Perspectives from Above the Noise -- Week of January 11, 2016

January 12, 2016

Week of January 11, 2016

Optimism over Friday's better-than-forecast jobs report gave way to anxiety over sliding oil prices, global growth concerns and the timing of future Federal Reserve rate increases. The S&P 500 fell 1.08% on Friday, capping the week with a near 6% loss, its worst five-day start to a year on record. The week began with a weak PMI manufacturing reading out of China, sending the nation's Shanghai Composite down nearly 7%. Also last week, the People's Bank of China devalued its currency, sending the yuan down the most since its August 25 devaluation last year. Also contributing to investor angst, North Korea conducted a nuclear weapons test, claiming a successful detonation of its first hydrogen bomb. The Shanghai Composite slid 10% for the week, while the MSCI Emerging Market Index sank -6.81%. Europe's Stoxx 600 Index fell -6.69%, its worst weekly loss in four years.

For the week, the S&P 500 fell -5.91%, finishing at 1,922, its lowest level since September 30th. The Dow Jones Industrial Average shed -1,078-points, ending the week down 6.19%.  While developed international stock indices fell -6.14%

What We’re Reading

Fourth Quarter Earnings Seasons Begins -- Bloomberg

Oil Prices at Lowest Since June 2004 -- Market Watch

China Growth Outlook Likely Not to Top 6.5%; -- Reuters

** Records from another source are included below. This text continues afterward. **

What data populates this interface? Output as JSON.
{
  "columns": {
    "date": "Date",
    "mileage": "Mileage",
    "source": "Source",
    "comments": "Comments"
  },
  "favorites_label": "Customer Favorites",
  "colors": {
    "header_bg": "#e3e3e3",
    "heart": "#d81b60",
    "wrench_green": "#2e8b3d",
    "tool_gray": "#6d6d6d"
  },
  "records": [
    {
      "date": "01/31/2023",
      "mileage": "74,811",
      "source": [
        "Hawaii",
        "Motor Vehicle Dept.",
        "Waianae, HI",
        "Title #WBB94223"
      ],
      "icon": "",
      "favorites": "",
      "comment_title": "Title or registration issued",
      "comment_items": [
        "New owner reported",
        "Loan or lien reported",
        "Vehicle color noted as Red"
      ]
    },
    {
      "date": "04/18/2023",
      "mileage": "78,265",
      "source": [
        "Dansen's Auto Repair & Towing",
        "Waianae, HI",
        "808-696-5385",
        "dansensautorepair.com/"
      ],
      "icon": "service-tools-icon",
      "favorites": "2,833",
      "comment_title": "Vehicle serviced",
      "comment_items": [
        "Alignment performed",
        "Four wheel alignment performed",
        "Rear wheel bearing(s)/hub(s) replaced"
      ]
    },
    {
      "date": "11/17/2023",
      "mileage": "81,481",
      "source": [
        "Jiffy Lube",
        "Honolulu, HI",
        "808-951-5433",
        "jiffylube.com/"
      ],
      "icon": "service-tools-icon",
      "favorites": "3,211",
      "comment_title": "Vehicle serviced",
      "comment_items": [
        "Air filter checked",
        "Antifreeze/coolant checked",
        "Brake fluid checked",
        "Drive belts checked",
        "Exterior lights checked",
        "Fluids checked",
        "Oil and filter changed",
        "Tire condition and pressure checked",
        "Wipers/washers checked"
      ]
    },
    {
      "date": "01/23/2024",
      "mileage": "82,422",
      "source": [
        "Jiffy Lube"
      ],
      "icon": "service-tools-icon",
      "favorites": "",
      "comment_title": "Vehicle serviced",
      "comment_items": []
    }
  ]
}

Chart of the Week: S&P 500 Dividend Payments Set a Record in 2015, Another Record Likely for 2016


On an overall basis, S&P 500 companies paid out 10% more in regular cash dividends in 2015 than in 2014, according to S&P Dow Jones Indices calculations. It was the fifth consecutive year of double-digit increases and the fourth record year for payments. From a quarterly perspective, payments for the fourth quarter of 2015 set a record, the seventh in a row. However, the quarter, with $3.6B in dividend net increases, showed a massive deceleration from the $12B increase registered during the fourth quarter of 2014. Energy issues accounted for 48% of the dividend cuts and 80% of the dollar cuts in this year's fourth quarter.

As this preceding chart illustrates, when reviewing the entire U.S. common stock universe (and not just the S&P 500), 755 dividend increases were reported during the fourth quarter of 2015, down from 971 increases reported during the fourth quarter of 2014, a 22.2% decrease. For all of 2015, 2,810 issues increased their payments, down from the 3,308 issues that increased their payments during 2014, a 15.1% decrease. Meanwhile, 142 companies decreased their dividends in the fourth quarters of 2015 (defined as either a decrease or a suspension) compared with 67 in the fourth quarter of 2014, a 112% difference. For all of 2015, 504 issues decreased their dividend payments, a large jump from 291 decreases in 2014, a 73.2% increase.

S&P Dow Jones Indices see two possible scenarios for 2016. On the pessimistic side, commodities would continue down as U.S. economic growth slows, and earnings would falter with a 0.75% (maximum) 2016 Fed increase—leaving dividend growth in the 3% area for 2016. On the optimistic side, oil and commodities would rebound slightly over the year (gyrating), and the economy would adjust to the Fed increase (1%-1.25%), inflation would pick up, especially in the second half of the year, consumers (though still selective) would spend more, and earnings would increase by low double-digits allowing dividends to increase roughly 8%-9% for 2016.

Articles chosen and summarized by the Cetera Investment Management team. Cetera Investment Management provides investment management and advisory services to a number of programs sponsored by First Allied Securities and First Allied Advisory Services. Cetera Investment Management individuals who provide investment management services are not associated persons with any broker-dealer. International investing involves additional risk, including currency fluctuations, political or economic conditions affecting the foreign country, and differences in accounting standards and foreign regulations. These risks are magnified in emerging markets. Investing in companies involved in one specified sector may be more risky and volatile than an investment with greater diversification.